[App and web page records]

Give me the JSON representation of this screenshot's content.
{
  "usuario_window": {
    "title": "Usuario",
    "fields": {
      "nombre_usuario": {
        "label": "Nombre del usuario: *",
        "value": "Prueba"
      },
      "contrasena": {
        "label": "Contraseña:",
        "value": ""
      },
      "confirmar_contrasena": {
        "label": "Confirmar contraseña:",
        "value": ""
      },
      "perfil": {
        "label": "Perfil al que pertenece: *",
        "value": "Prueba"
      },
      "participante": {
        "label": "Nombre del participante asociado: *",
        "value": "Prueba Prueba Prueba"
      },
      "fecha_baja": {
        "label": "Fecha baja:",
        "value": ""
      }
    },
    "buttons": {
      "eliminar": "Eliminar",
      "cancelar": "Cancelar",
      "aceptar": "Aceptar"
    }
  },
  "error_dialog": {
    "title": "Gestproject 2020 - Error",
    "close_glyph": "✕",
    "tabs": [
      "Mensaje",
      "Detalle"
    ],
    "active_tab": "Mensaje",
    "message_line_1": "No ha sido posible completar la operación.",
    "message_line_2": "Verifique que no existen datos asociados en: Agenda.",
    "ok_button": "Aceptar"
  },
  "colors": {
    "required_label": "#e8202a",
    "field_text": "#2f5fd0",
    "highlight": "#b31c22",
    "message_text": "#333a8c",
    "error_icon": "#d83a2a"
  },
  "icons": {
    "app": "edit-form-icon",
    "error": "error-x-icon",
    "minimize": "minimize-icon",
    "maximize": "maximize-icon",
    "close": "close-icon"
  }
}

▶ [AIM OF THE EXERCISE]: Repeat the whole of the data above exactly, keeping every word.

▶ [SOLUTION]:
Give me the JSON representation of this screenshot's content.
{
  "usuario_window": {
    "title": "Usuario",
    "fields": {
      "nombre_usuario": {
        "label": "Nombre del usuario: *",
        "value": "Prueba"
      },
      "contrasena": {
        "label": "Contraseña:",
        "value": ""
      },
      "confirmar_contrasena": {
        "label": "Confirmar contraseña:",
        "value": ""
      },
      "perfil": {
        "label": "Perfil al que pertenece: *",
        "value": "Prueba"
      },
      "participante": {
        "label": "Nombre del participante asociado: *",
        "value": "Prueba Prueba Prueba"
      },
      "fecha_baja": {
        "label": "Fecha baja:",
        "value": ""
      }
    },
    "buttons": {
      "eliminar": "Eliminar",
      "cancelar": "Cancelar",
      "aceptar": "Aceptar"
    }
  },
  "error_dialog": {
    "title": "Gestproject 2020 - Error",
    "close_glyph": "✕",
    "tabs": [
      "Mensaje",
      "Detalle"
    ],
    "active_tab": "Mensaje",
    "message_line_1": "No ha sido posible completar la operación.",
    "message_line_2": "Verifique que no existen datos asociados en: Agenda.",
    "ok_button": "Aceptar"
  },
  "colors": {
    "required_label": "#e8202a",
    "field_text": "#2f5fd0",
    "highlight": "#b31c22",
    "message_text": "#333a8c",
    "error_icon": "#d83a2a"
  },
  "icons": {
    "app": "edit-form-icon",
    "error": "error-x-icon",
    "minimize": "minimize-icon",
    "maximize": "maximize-icon",
    "close": "close-icon"
  }
}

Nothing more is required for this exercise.